The Contents of the ASA Bulletin, Volume 37, Issue 4 (December 2019)
Kluwer Arbitration Blog
January 10, 2020
Please refer to this post as:, ‘The Contents of the ASA Bulletin, Volume 37, Issue 4 (December 2019)’, Kluwer Arbitration Blog, January 10 2020, http://arbitrationblog.kluwerarbitration.com/2020/01/10/the-contents-of-the-asa-bulletin-volume-37-issue-4-december-2019/
We are happy to report that the latest issue of the ASA Bulletin is now available and includes the following articles and cases:
In his last message as ASA President, Elliott GEISINGER exhorts us to prefer the “uneven” in arbitration, namely diversity.
This article offers an overview of the decisions of the Swiss Supreme Court rendered in the past decade involving treaty claims or claims under the Energy Charter Treaty: Russia v. Yukos – Hungary v. EDF – Recofi v. Vietnam – Poland v. Hortel – Serbia v. Mytilineos – Russia v. Ukrnafta & Stabil – India v. Deutsche Telekom.
David ROSENTHAL provides practical guidance on how to comply with data protection requirements under the EU General DATA Protection Regulation (GDPR) in international arbitration. A template data protection agreement is included at the end of the article.
Gustavo SCHEFFER DA SILVEIRA comments on the recent decision rendered by Brazilian courts in the Paranapanema case, in which the courts found that the arbitration agreement in a contract extended to two connected contracts, despite the exclusive forum selection clause they contained, on the basis that all three contracts formed a single economic transaction.
Johannes LANDBRECHT presents the Singapore Convention (2018) concerning mediated settlements, the Hague Choice of Court Convention (2005) and Hague Judgment Convention (2019) and considers their impact on the competitiveness of international commercial arbitration.
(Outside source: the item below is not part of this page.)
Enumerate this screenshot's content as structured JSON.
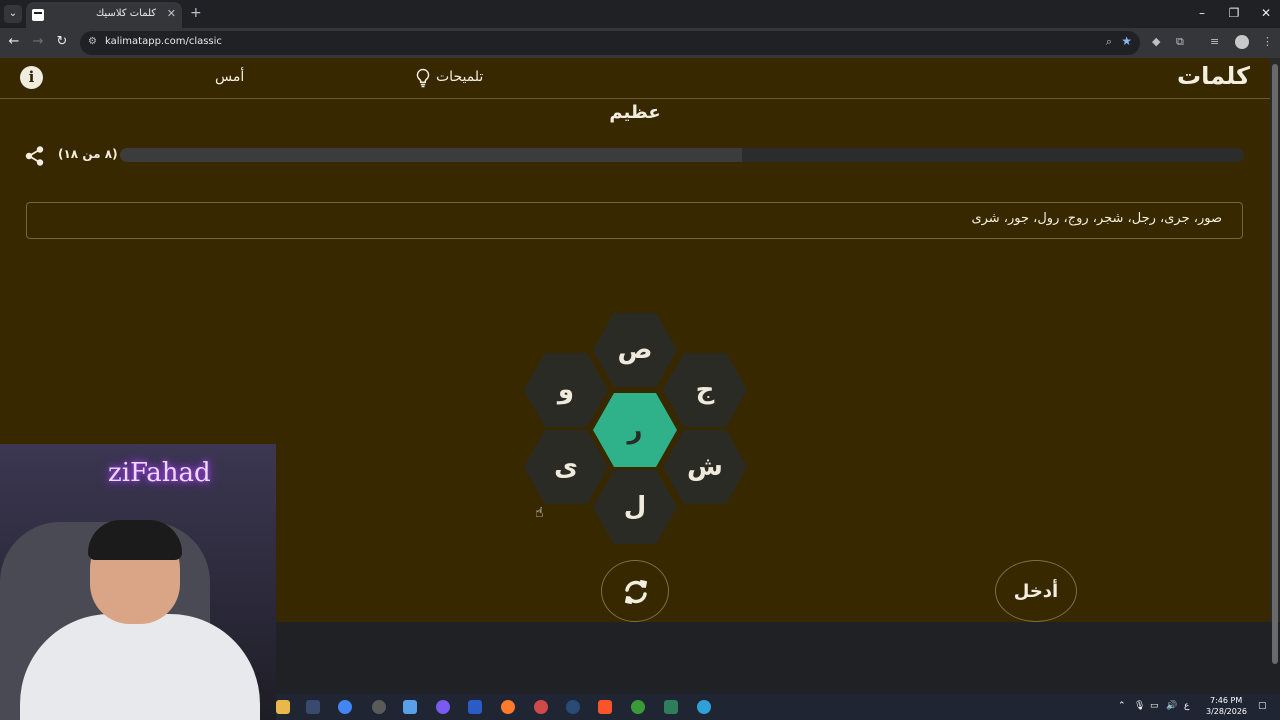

Simon GABRIEL reports on a recent decision of the Swiss Supreme Court relating to the extension of arbitration agreements to non-signatories under the New York Convention (NYC). The central question is whether non-signatories may rely on Article II NYC to resist a state court’s jurisdiction.
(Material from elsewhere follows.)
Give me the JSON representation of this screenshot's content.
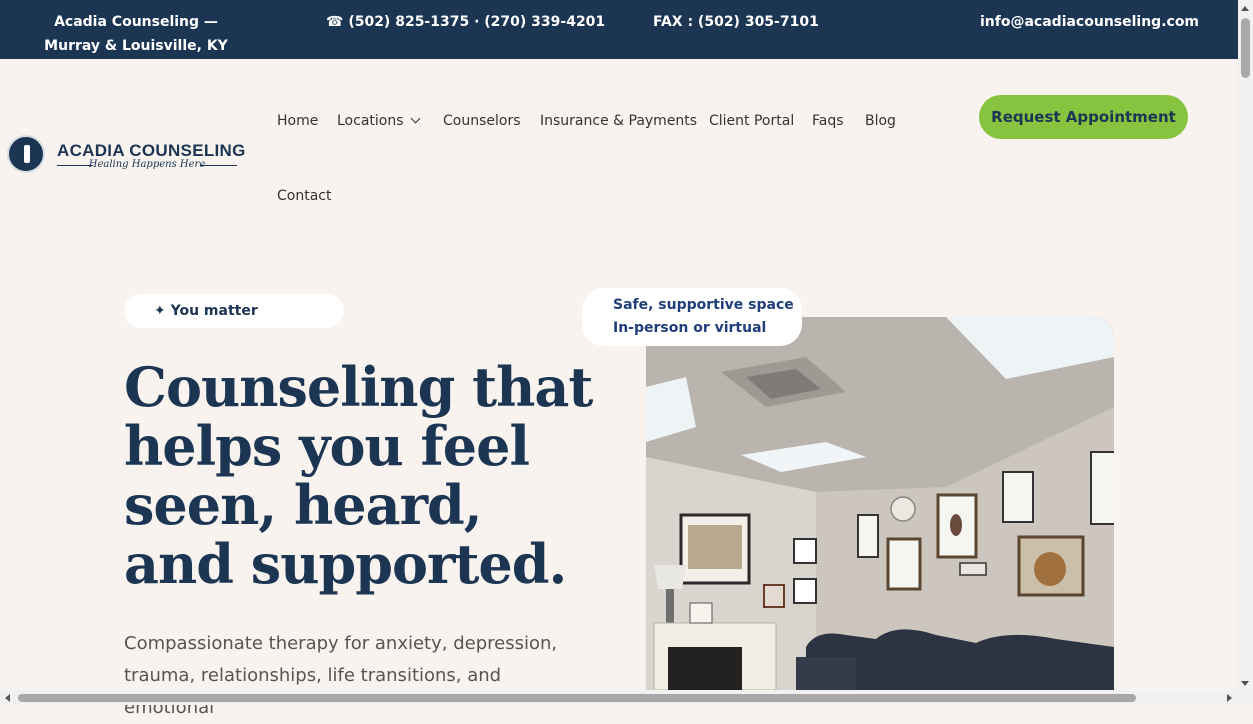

This article focuses on the interpretation and legal consequences of pathological arbitration clauses providing for arbitration “if any”, “if required” or “to be settled” in the light of the case law of English and U.S. courts.
This contribution sheds light on how to challenge decisions rendered by Swiss state courts at the seat of the arbitration when called upon by parties or an arbitral tribunal to assist in the taking of evidence under Article 184(2) of the Swiss Private International Law Act.
DECISIONS OF THE SWISS FEDERAL SUPREME COURT
- 4A_646/2018 (145 III 199) of 17 April 2019 [Extension of arbitration agreement to non-signatory – Non-signatory entitled to rely on Article II NYC and to resist jurisdiction of state court]
- 4A_98/2017 (143 III 462) of 20 July 2017 [Russia v. Yukos Capital: Request to set aside treaty award (ECT) – Jurisdiction of the arbitral tribunal – Request premature]
- 4A_34/2015 (141 III 495) of 6 October 2015 [Hungary v. EDF: Request to set aside treaty award (ECT) – FET – Jurisdiction – Umbrella clause – Reservation]
- 4A_616/2015 of 20 September 2016 [Recofi v Vietnam: Request to set aside award rendered under the BIT between France and Vietnam – Lack of eligible investment]
- 4A_157/2017 of 14 December 2017 [Hungary v Hortel et al: Request to set aside award rendered under the BIT between the Netherlands and Poland – Public policy – Gambling laws – Fiscal prerogatives – FET]
- 4A_396/2017 of 16. October 2018 [Russian Federation v. Ukrnafta: Request to set aside award rendered under the BIT between Russia and Ukraine – Crimea – Scope of application of BIT]
- 4A_65/2018 of 11 December 2018 [India v. Deutsche Telekom: Request to set aside award rendered under the BIT between Germany and India – Jurisdiction – Investor – Investment – Pre-investment – Indirect investment]